It's a small world indeed and you can see it all from the deck of your own yacht!


P.S. Where is SY Banyandah now? Follow their circumnavigation of Australia here.

Monday, January 2, 2017

Wandering the world yet sleeping in your own bed

Steve arriving at Gizo in the Solomons in November 2011. Note the "PT 109 Gizo Yacht Club", named after the torpedo boat commandeered by JF Kennedy and sank off Gizo during WWII


I first heard of Steve Gates, owner and captain of the Searunner 37 trimaran Manu-O-Ku, when I became involved with Villa Mamana on the tiny island of Telekivava'u in Tonga through its previous owners Joe Altenhein and Matt Muirhead - see here.

Steve had lived in Hawaii for 31 years, raised two children, and been building one-off epoxy composite boats in his own Tradewind Island Boatworks (a long name for a small company), before sailing to Tonga in late 2003 to become the paid caretaker of the very remote 40-acre private island of Telekivava'u in the remote island group of Ha’apai.

Steve's trimaran Manu-O-Ku anchored off Telekivava'u

Think of spending whole weeks at a time totally alone on an idyllic, pristine island with your yacht anchored in the lagoon ... no wonder, Steve sat it out for a whole three years.

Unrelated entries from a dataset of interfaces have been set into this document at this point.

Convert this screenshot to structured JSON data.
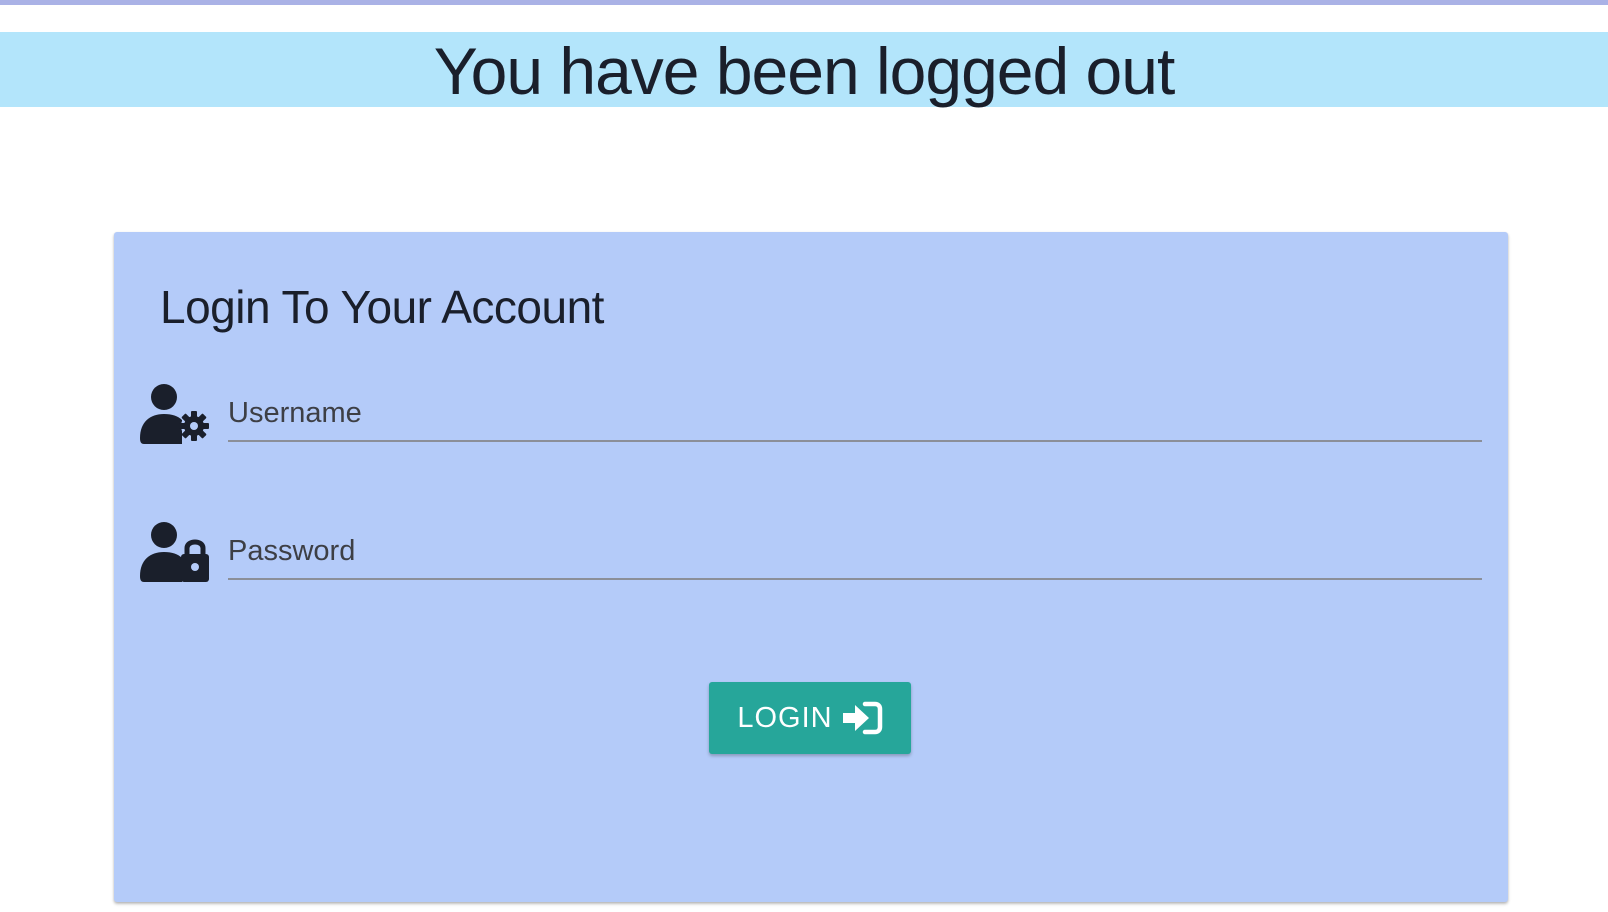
{
  "banner": {
    "message": "You have been logged out"
  },
  "login_card": {
    "title": "Login To Your Account",
    "username": {
      "placeholder": "Username",
      "value": "",
      "icon": "user-gear-icon"
    },
    "password": {
      "placeholder": "Password",
      "value": "",
      "icon": "user-lock-icon"
    },
    "submit": {
      "label": "LOGIN",
      "icon": "sign-in-icon"
    }
  },
  "colors": {
    "top_strip": "#aab2e6",
    "banner_background": "#b3e5fb",
    "card_background": "#b4cbf9",
    "button_background": "#26a69a",
    "text": "#1a1f2b"
  }
}
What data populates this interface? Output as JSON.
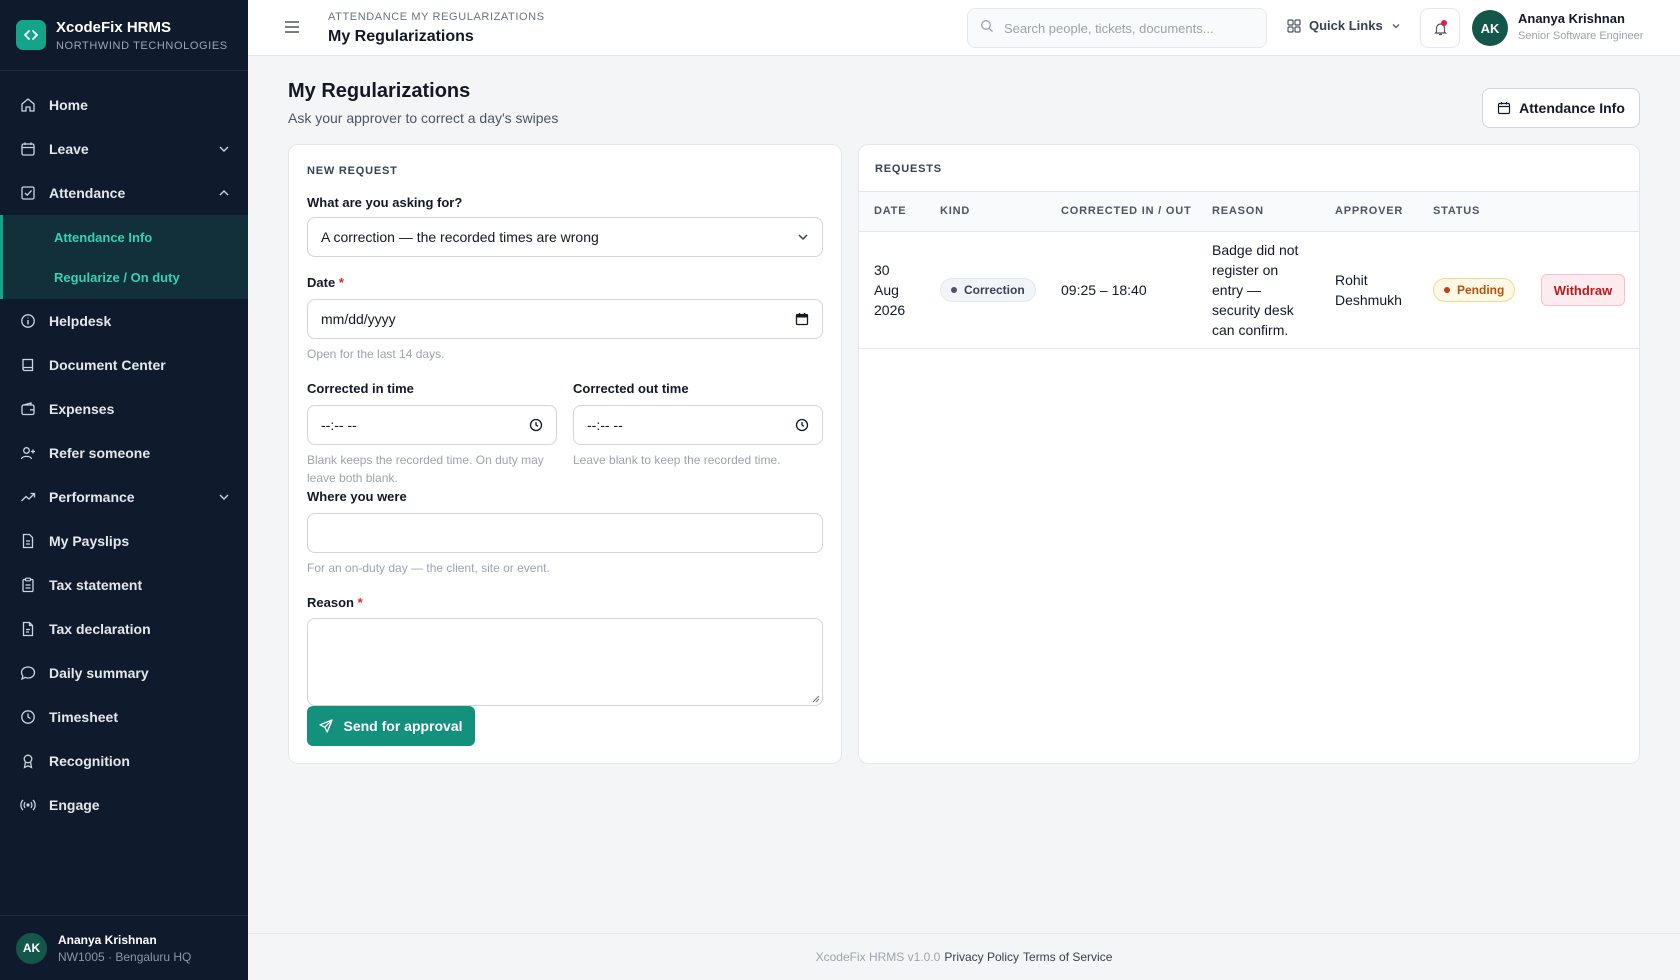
{
  "brand": {
    "name": "XcodeFix HRMS",
    "org": "NORTHWIND TECHNOLOGIES",
    "accent": "#14a38b"
  },
  "sidebar": {
    "items": [
      {
        "label": "Home",
        "icon": "home-icon"
      },
      {
        "label": "Leave",
        "icon": "calendar-icon"
      },
      {
        "label": "Attendance",
        "icon": "checkbox-icon"
      },
      {
        "label": "Helpdesk",
        "icon": "info-icon"
      },
      {
        "label": "Document Center",
        "icon": "book-icon"
      },
      {
        "label": "Expenses",
        "icon": "wallet-icon"
      },
      {
        "label": "Refer someone",
        "icon": "user-plus-icon"
      },
      {
        "label": "Performance",
        "icon": "trend-icon"
      },
      {
        "label": "My Payslips",
        "icon": "file-icon"
      },
      {
        "label": "Tax statement",
        "icon": "clipboard-icon"
      },
      {
        "label": "Tax declaration",
        "icon": "file-text-icon"
      },
      {
        "label": "Daily summary",
        "icon": "chat-icon"
      },
      {
        "label": "Timesheet",
        "icon": "clock-icon"
      },
      {
        "label": "Recognition",
        "icon": "award-icon"
      },
      {
        "label": "Engage",
        "icon": "broadcast-icon"
      }
    ],
    "attendance_sub": [
      {
        "label": "Attendance Info"
      },
      {
        "label": "Regularize / On duty"
      }
    ],
    "footer": {
      "initials": "AK",
      "name": "Ananya Krishnan",
      "meta": "NW1005 · Bengaluru HQ"
    }
  },
  "topbar": {
    "breadcrumb": "ATTENDANCE MY REGULARIZATIONS",
    "title": "My Regularizations",
    "search_placeholder": "Search people, tickets, documents...",
    "quick_links": "Quick Links",
    "user": {
      "initials": "AK",
      "name": "Ananya Krishnan",
      "role": "Senior Software Engineer"
    }
  },
  "main": {
    "title": "My Regularizations",
    "subtitle": "Ask your approver to correct a day's swipes",
    "attendance_info_button": "Attendance Info"
  },
  "form": {
    "caption": "NEW REQUEST",
    "asking_label": "What are you asking for?",
    "asking_value": "A correction — the recorded times are wrong",
    "date_label": "Date",
    "required_mark": "*",
    "date_placeholder": "mm/dd/yyyy",
    "date_hint": "Open for the last 14 days.",
    "in_label": "Corrected in time",
    "in_placeholder": "--:-- --",
    "in_hint": "Blank keeps the recorded time. On duty may leave both blank.",
    "out_label": "Corrected out time",
    "out_placeholder": "--:-- --",
    "out_hint": "Leave blank to keep the recorded time.",
    "where_label": "Where you were",
    "where_value": "",
    "where_hint": "For an on-duty day — the client, site or event.",
    "reason_label": "Reason",
    "reason_value": "",
    "submit": "Send for approval"
  },
  "requests": {
    "caption": "REQUESTS",
    "columns": [
      "DATE",
      "KIND",
      "CORRECTED IN / OUT",
      "REASON",
      "APPROVER",
      "STATUS"
    ],
    "rows": [
      {
        "date_lines": [
          "30",
          "Aug",
          "2026"
        ],
        "kind": "Correction",
        "in_out": "09:25 – 18:40",
        "reason_lines": [
          "Badge did not",
          "register on",
          "entry —",
          "security desk",
          "can confirm."
        ],
        "approver_lines": [
          "Rohit",
          "Deshmukh"
        ],
        "status": "Pending",
        "action": "Withdraw"
      }
    ]
  },
  "footer": {
    "version": "XcodeFix HRMS v1.0.0",
    "privacy": "Privacy Policy",
    "terms": "Terms of Service"
  }
}
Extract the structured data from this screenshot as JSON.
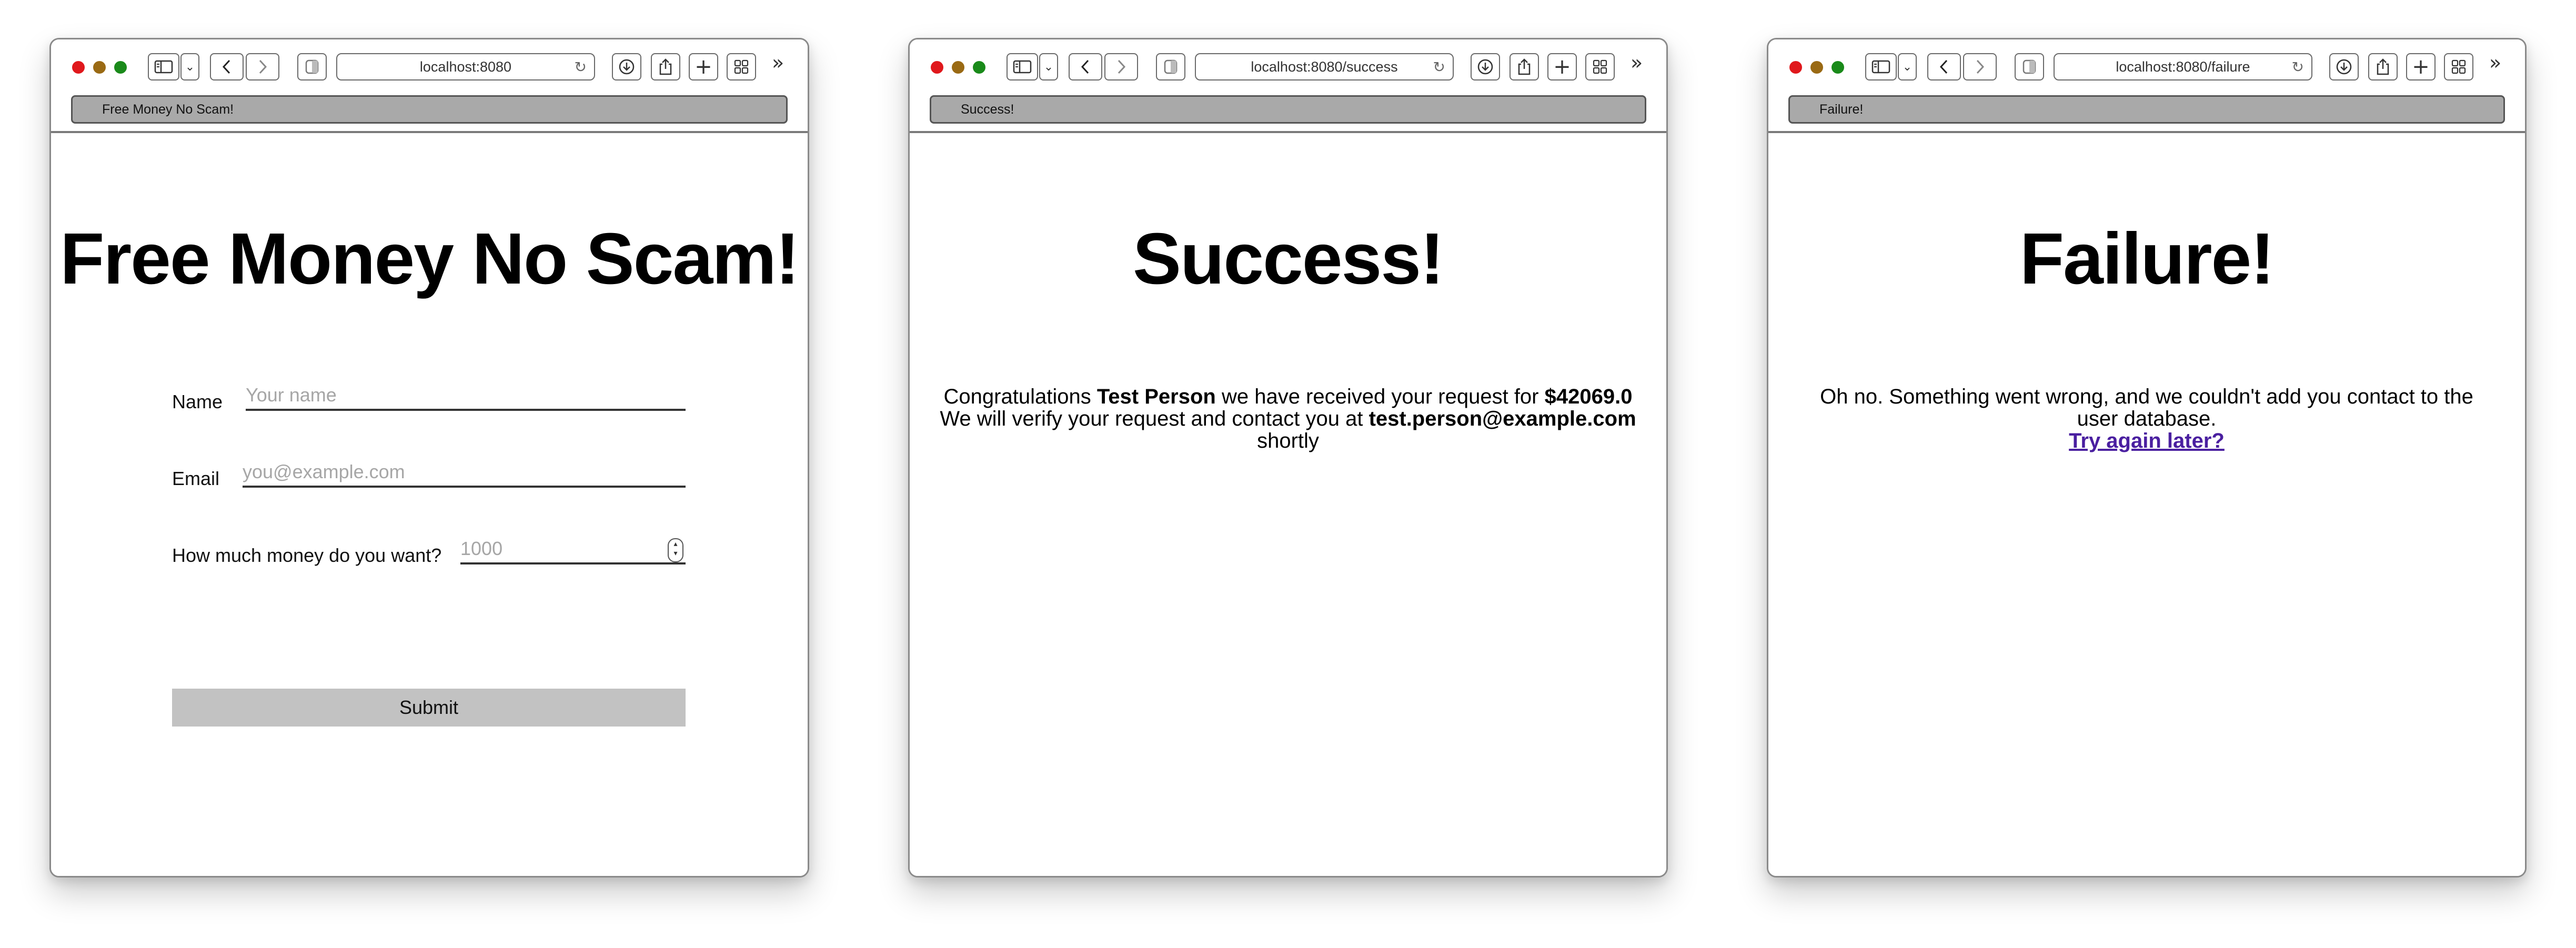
{
  "windows": [
    {
      "url": "localhost:8080",
      "tab_title": "Free Money No Scam!",
      "heading": "Free Money No Scam!",
      "form": {
        "name_label": "Name",
        "name_placeholder": "Your name",
        "email_label": "Email",
        "email_placeholder": "you@example.com",
        "amount_label": "How much money do you want?",
        "amount_placeholder": "1000",
        "submit_label": "Submit"
      }
    },
    {
      "url": "localhost:8080/success",
      "tab_title": "Success!",
      "heading": "Success!",
      "message": {
        "prefix": "Congratulations ",
        "name": "Test Person",
        "middle": " we have received your request for ",
        "amount": "$42069.0",
        "line2_prefix": "We will verify your request and contact you at ",
        "email": "test.person@example.com",
        "line3": "shortly"
      }
    },
    {
      "url": "localhost:8080/failure",
      "tab_title": "Failure!",
      "heading": "Failure!",
      "message": {
        "text": "Oh no. Something went wrong, and we couldn't add you contact to the user database.",
        "link": "Try again later?"
      }
    }
  ],
  "colors": {
    "close": "#e0181c",
    "minimize": "#9a6a14",
    "zoom": "#1a8a1a",
    "tab_bg": "#a9a9a9",
    "submit_bg": "#c2c2c2",
    "link": "#4a1fa0"
  },
  "icons": {
    "sidebar": "sidebar-icon",
    "back": "chevron-left-icon",
    "forward": "chevron-right-icon",
    "shield": "shield-icon",
    "reload": "reload-icon",
    "download": "download-icon",
    "share": "share-icon",
    "new_tab": "plus-icon",
    "tab_overview": "grid-icon",
    "overflow": "double-chevron-icon"
  }
}
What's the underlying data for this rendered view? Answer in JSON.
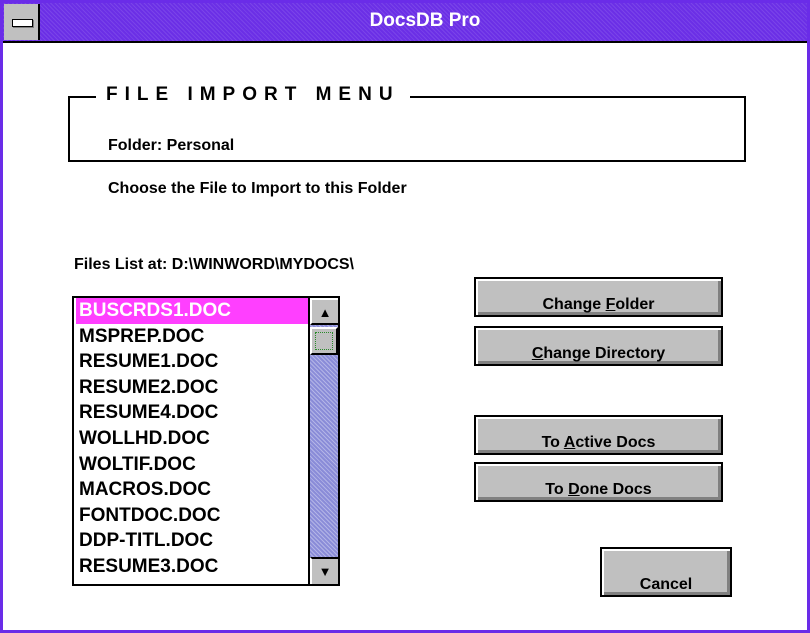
{
  "window": {
    "title": "DocsDB Pro",
    "accent_color": "#6b2fe6",
    "system_menu_icon": "system-menu-icon"
  },
  "group": {
    "title": "FILE IMPORT MENU",
    "folder_label": "Folder: Personal"
  },
  "instruction": "Choose the File to Import to this Folder",
  "files_path_label": "Files List at: D:\\WINWORD\\MYDOCS\\",
  "file_list": {
    "selected_index": 0,
    "selected_color": "#ff3fff",
    "items": [
      "BUSCRDS1.DOC",
      "MSPREP.DOC",
      "RESUME1.DOC",
      "RESUME2.DOC",
      "RESUME4.DOC",
      "WOLLHD.DOC",
      "WOLTIF.DOC",
      "MACROS.DOC",
      "FONTDOC.DOC",
      "DDP-TITL.DOC",
      "RESUME3.DOC"
    ],
    "scroll_up_icon": "arrow-up-icon",
    "scroll_down_icon": "arrow-down-icon"
  },
  "buttons": {
    "change_folder": {
      "pre": "Change ",
      "accel": "F",
      "post": "older"
    },
    "change_directory": {
      "pre": "",
      "accel": "C",
      "post": "hange Directory"
    },
    "to_active_docs": {
      "pre": "To ",
      "accel": "A",
      "post": "ctive Docs"
    },
    "to_done_docs": {
      "pre": "To ",
      "accel": "D",
      "post": "one Docs"
    },
    "cancel": {
      "pre": "Cancel",
      "accel": "",
      "post": ""
    }
  }
}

It was a wonderful lifestyle but, as he said, "security is overrated, and the nomadic lifestyle was calling ...", and so he sailed north to the Vava’u Group where he ran a charter business for the next 4½ years.

Steve Gates on Telekivava'u in Tonga

For nearly eight years Tonga gave him an incredibly comfortable life which he lived "one moment at a time" and which he found very hard to leave. However, he did so finally in June 2011, first sailing back to the Ha’apai Group for a week to revisit the remote island he had lived on for three years, and then singlehandedly to Savusavu, Fiji, where he arrived on July 1, 2011. On to Vanuatu in September, then the Solomon Islands in November. In February 2012 he made the 2000 nm passage to Palau in western Micronesia before finally arriving in the Philippines on New Year’s Eve 2012.

His trimaran is his only home. As he writes, "This lifestyle works for me, a nomadic self-reliant lifestyle, on the oceans, among islands, sailing your home, wandering the world yet sleeping in your own bed."

He's been in the Philippines ever since, running his charter business Manu-O-Ku Sailing Adventures out of Port Barton, one of the last few untouched gems of the Philippines. It's a 45-minute flight from Manila to Puerto Princesa, and from there an easy ride to Port Barton, a sleepy fishing village, unspoiled and authentic, where life goes at its own pace and which Steve is in no hurry to leave.

Joe Altenhein, the creator of Villa Mamana on Telekivava'u, described Steve as "a nice man, doing what I wish I could do" --- and so think all of us. The nearest I ever got to Palawan was Boracay and, oh boy, am I itching to go again!